[Working data Boundary: Start]

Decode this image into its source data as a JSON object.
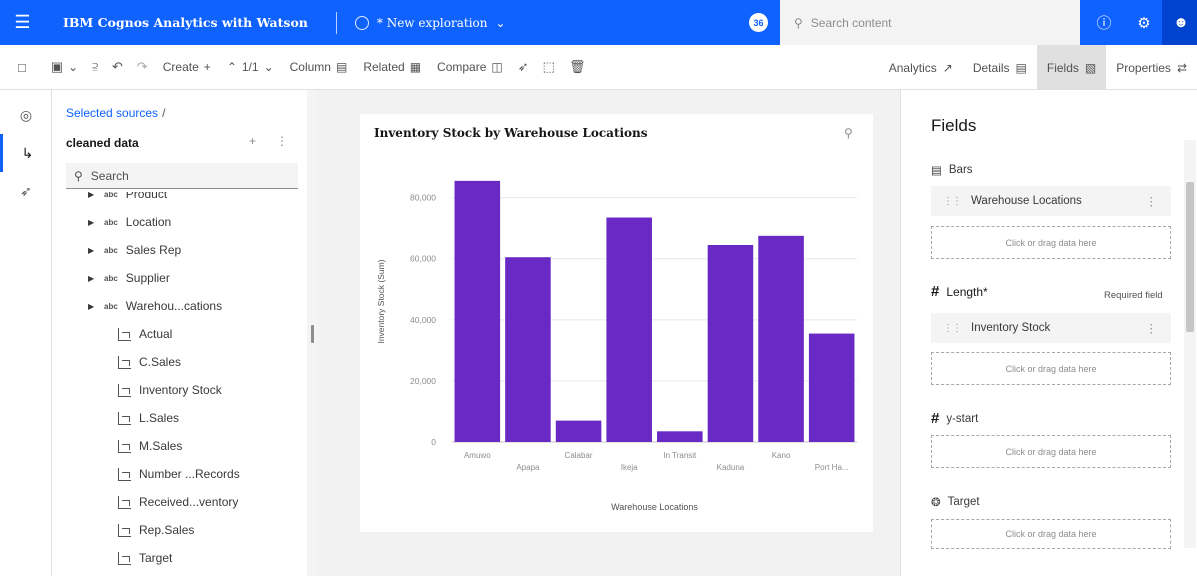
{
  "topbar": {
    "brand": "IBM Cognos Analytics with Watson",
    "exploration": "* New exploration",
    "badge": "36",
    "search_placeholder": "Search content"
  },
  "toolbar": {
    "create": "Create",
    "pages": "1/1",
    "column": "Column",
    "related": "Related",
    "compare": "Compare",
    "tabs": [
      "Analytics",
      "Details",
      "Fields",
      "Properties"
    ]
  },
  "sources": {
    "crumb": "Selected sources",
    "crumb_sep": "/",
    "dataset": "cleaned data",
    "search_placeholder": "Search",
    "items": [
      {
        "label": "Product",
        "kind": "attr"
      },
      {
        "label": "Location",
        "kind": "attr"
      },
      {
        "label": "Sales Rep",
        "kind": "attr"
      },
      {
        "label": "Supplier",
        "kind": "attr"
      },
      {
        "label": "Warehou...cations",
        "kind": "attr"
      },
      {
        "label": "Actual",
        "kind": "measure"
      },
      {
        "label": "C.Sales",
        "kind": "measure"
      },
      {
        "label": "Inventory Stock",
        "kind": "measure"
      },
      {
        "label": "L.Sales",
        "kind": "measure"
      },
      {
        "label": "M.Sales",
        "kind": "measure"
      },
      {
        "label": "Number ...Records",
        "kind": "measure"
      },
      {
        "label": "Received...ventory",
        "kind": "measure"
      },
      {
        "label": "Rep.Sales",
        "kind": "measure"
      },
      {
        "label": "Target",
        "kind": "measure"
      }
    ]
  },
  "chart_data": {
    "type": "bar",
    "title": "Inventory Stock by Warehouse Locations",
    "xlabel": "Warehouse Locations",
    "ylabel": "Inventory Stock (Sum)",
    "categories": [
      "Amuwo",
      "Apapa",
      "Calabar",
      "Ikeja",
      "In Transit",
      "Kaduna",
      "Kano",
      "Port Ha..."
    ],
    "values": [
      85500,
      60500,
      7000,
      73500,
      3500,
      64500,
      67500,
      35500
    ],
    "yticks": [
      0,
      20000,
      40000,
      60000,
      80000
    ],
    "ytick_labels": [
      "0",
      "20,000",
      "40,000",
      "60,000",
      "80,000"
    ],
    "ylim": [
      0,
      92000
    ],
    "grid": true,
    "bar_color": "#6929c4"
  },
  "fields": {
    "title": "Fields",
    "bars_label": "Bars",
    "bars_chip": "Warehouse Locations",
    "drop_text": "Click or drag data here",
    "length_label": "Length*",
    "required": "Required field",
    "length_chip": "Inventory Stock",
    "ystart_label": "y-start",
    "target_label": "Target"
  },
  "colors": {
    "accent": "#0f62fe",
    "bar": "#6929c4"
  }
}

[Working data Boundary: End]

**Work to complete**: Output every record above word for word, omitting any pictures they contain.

**Answer**:
Decode this image into its source data as a JSON object.
{
  "topbar": {
    "brand": "IBM Cognos Analytics with Watson",
    "exploration": "* New exploration",
    "badge": "36",
    "search_placeholder": "Search content"
  },
  "toolbar": {
    "create": "Create",
    "pages": "1/1",
    "column": "Column",
    "related": "Related",
    "compare": "Compare",
    "tabs": [
      "Analytics",
      "Details",
      "Fields",
      "Properties"
    ]
  },
  "sources": {
    "crumb": "Selected sources",
    "crumb_sep": "/",
    "dataset": "cleaned data",
    "search_placeholder": "Search",
    "items": [
      {
        "label": "Product",
        "kind": "attr"
      },
      {
        "label": "Location",
        "kind": "attr"
      },
      {
        "label": "Sales Rep",
        "kind": "attr"
      },
      {
        "label": "Supplier",
        "kind": "attr"
      },
      {
        "label": "Warehou...cations",
        "kind": "attr"
      },
      {
        "label": "Actual",
        "kind": "measure"
      },
      {
        "label": "C.Sales",
        "kind": "measure"
      },
      {
        "label": "Inventory Stock",
        "kind": "measure"
      },
      {
        "label": "L.Sales",
        "kind": "measure"
      },
      {
        "label": "M.Sales",
        "kind": "measure"
      },
      {
        "label": "Number ...Records",
        "kind": "measure"
      },
      {
        "label": "Received...ventory",
        "kind": "measure"
      },
      {
        "label": "Rep.Sales",
        "kind": "measure"
      },
      {
        "label": "Target",
        "kind": "measure"
      }
    ]
  },
  "chart_data": {
    "type": "bar",
    "title": "Inventory Stock by Warehouse Locations",
    "xlabel": "Warehouse Locations",
    "ylabel": "Inventory Stock (Sum)",
    "categories": [
      "Amuwo",
      "Apapa",
      "Calabar",
      "Ikeja",
      "In Transit",
      "Kaduna",
      "Kano",
      "Port Ha..."
    ],
    "values": [
      85500,
      60500,
      7000,
      73500,
      3500,
      64500,
      67500,
      35500
    ],
    "yticks": [
      0,
      20000,
      40000,
      60000,
      80000
    ],
    "ytick_labels": [
      "0",
      "20,000",
      "40,000",
      "60,000",
      "80,000"
    ],
    "ylim": [
      0,
      92000
    ],
    "grid": true,
    "bar_color": "#6929c4"
  },
  "fields": {
    "title": "Fields",
    "bars_label": "Bars",
    "bars_chip": "Warehouse Locations",
    "drop_text": "Click or drag data here",
    "length_label": "Length*",
    "required": "Required field",
    "length_chip": "Inventory Stock",
    "ystart_label": "y-start",
    "target_label": "Target"
  },
  "colors": {
    "accent": "#0f62fe",
    "bar": "#6929c4"
  }
}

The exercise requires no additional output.